I wrote the first story about growing kale that ever appeared in Southern Living and, as a result, was nearly hauled off to the pokey by an infuriated public. And all because I offered them insight and wisdom about this neglected, nutritious veggie.
People are always yapping about needing smaller lawns. Now that can happen and they won’t need to lift a finger. In fact, they can wake up in the morning to find their lawns completely gone — thanks to the infamous fall armyworm.
The one critter I get most complaints about is a mole digging up the yard. “How do I get rid of this agent of Satan?” Forget about Juicy-Fruit gum, gas bombs, poison peanuts, or any other solutions you’ve read about on the internet. Here is the only thing that really works.
Most people find the prospect of pruning only slightly less frightening than Carrie Fisher reprising her role as Princess Leia in the latest “Star Wars.” And one pruning question weighs upon them more than any other at this time of year. Should I prune off the seeds from my crepe myrtle?
When you have lavished your tomato plants with water, fertilizer, and love, love, love, it’s so disheartening when all the tomatoes develop disgusting black spots on the end. What causes this — fungus, Monsanto, the pharaoh’s curse? As always, Grumpy has the answer.
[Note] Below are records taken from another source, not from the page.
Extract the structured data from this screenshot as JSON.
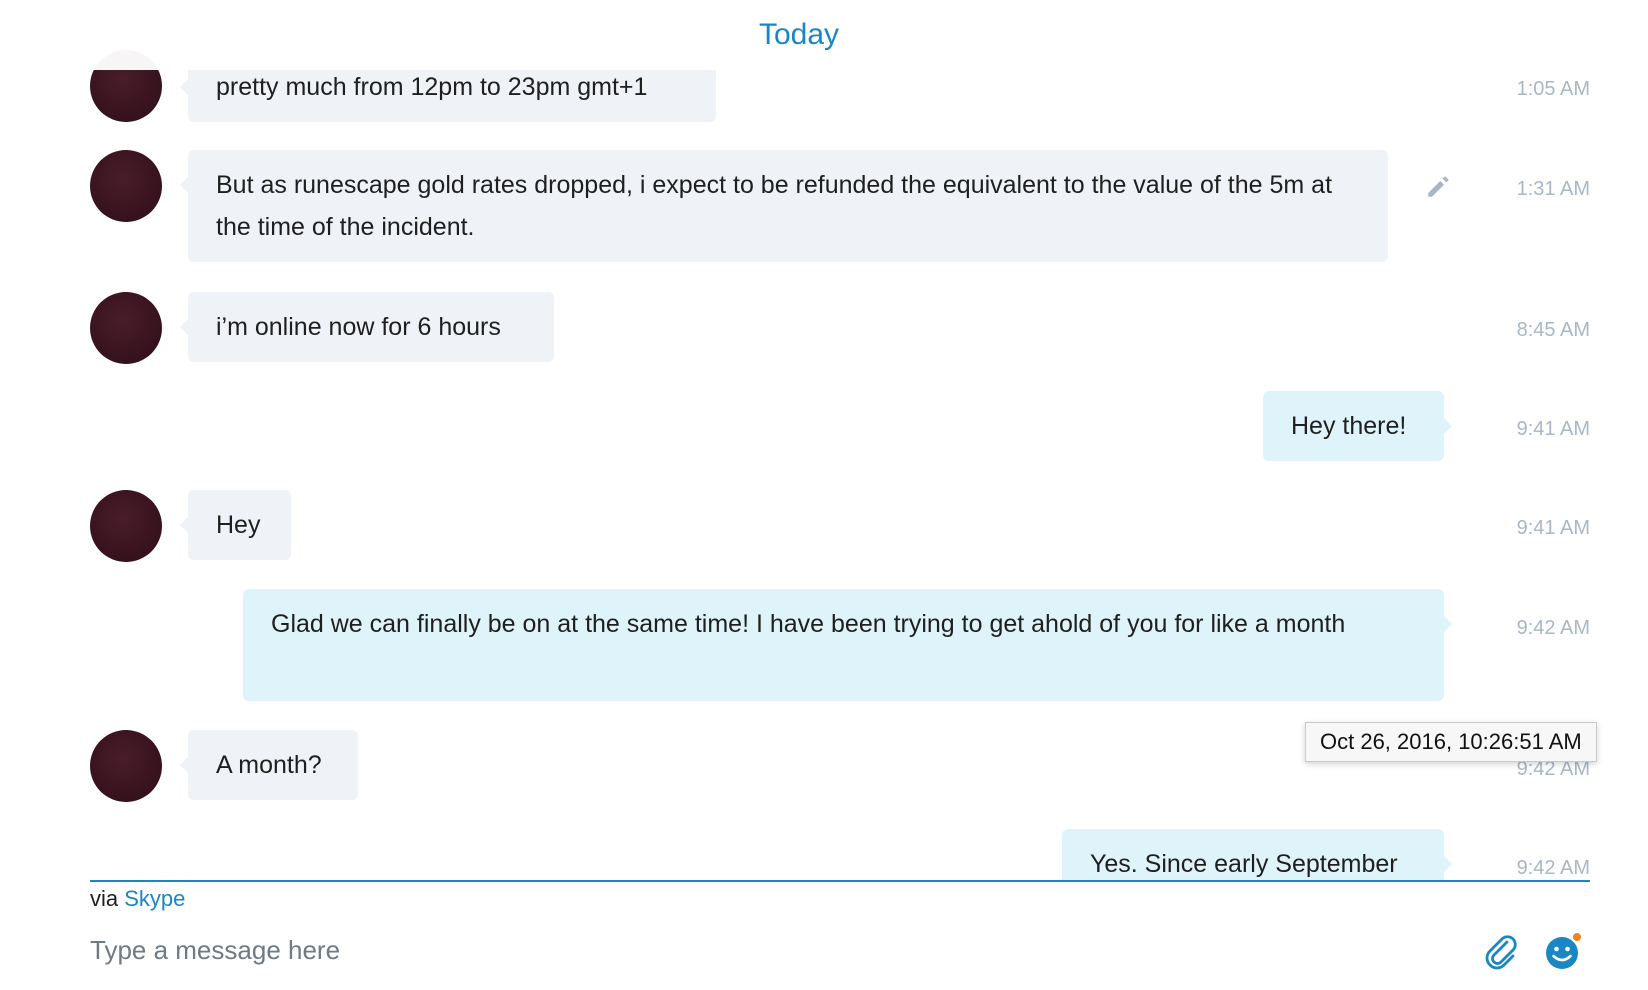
{
  "conversation": {
    "day_label": "Today",
    "messages": [
      {
        "text": "pretty much from 12pm to 23pm gmt+1",
        "time": "1:05 AM",
        "direction": "incoming"
      },
      {
        "text": "But as runescape gold rates dropped, i expect to be refunded the equivalent to the value of the 5m at the time of the incident.",
        "time": "1:31 AM",
        "direction": "incoming"
      },
      {
        "text": "i’m online now for 6 hours",
        "time": "8:45 AM",
        "direction": "incoming"
      },
      {
        "text": "Hey there!",
        "time": "9:41 AM",
        "direction": "outgoing"
      },
      {
        "text": "Hey",
        "time": "9:41 AM",
        "direction": "incoming"
      },
      {
        "text": "Glad we can finally be on at the same time! I have been trying to get ahold of you for like a month",
        "time": "9:42 AM",
        "direction": "outgoing"
      },
      {
        "text": "A month?",
        "time": "9:42 AM",
        "direction": "incoming"
      },
      {
        "text": "Yes. Since early September",
        "time": "9:42 AM",
        "direction": "outgoing"
      }
    ],
    "tooltip": "Oct 26, 2016, 10:26:51 AM"
  },
  "composer": {
    "via_prefix": "via",
    "via_link": "Skype",
    "placeholder": "Type a message here",
    "attach_icon": "paperclip-icon",
    "emoji_icon": "smiley-icon"
  },
  "colors": {
    "accent": "#1a86c4",
    "incoming_bubble": "#eff2f7",
    "outgoing_bubble": "#dff3fb",
    "timestamp": "#a9b7c4",
    "notification_dot": "#f58220"
  }
}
Woof! It’s hot! It’s dry! And if you’re like Grumpy, you’re SICK TO DEATH of watering all of your plants day after day, only to come back the next day and have them looking wilted and pathetic like you were never were there. Here’s how you can keep them alive and looking presentable without running up a $1,000 watering bill.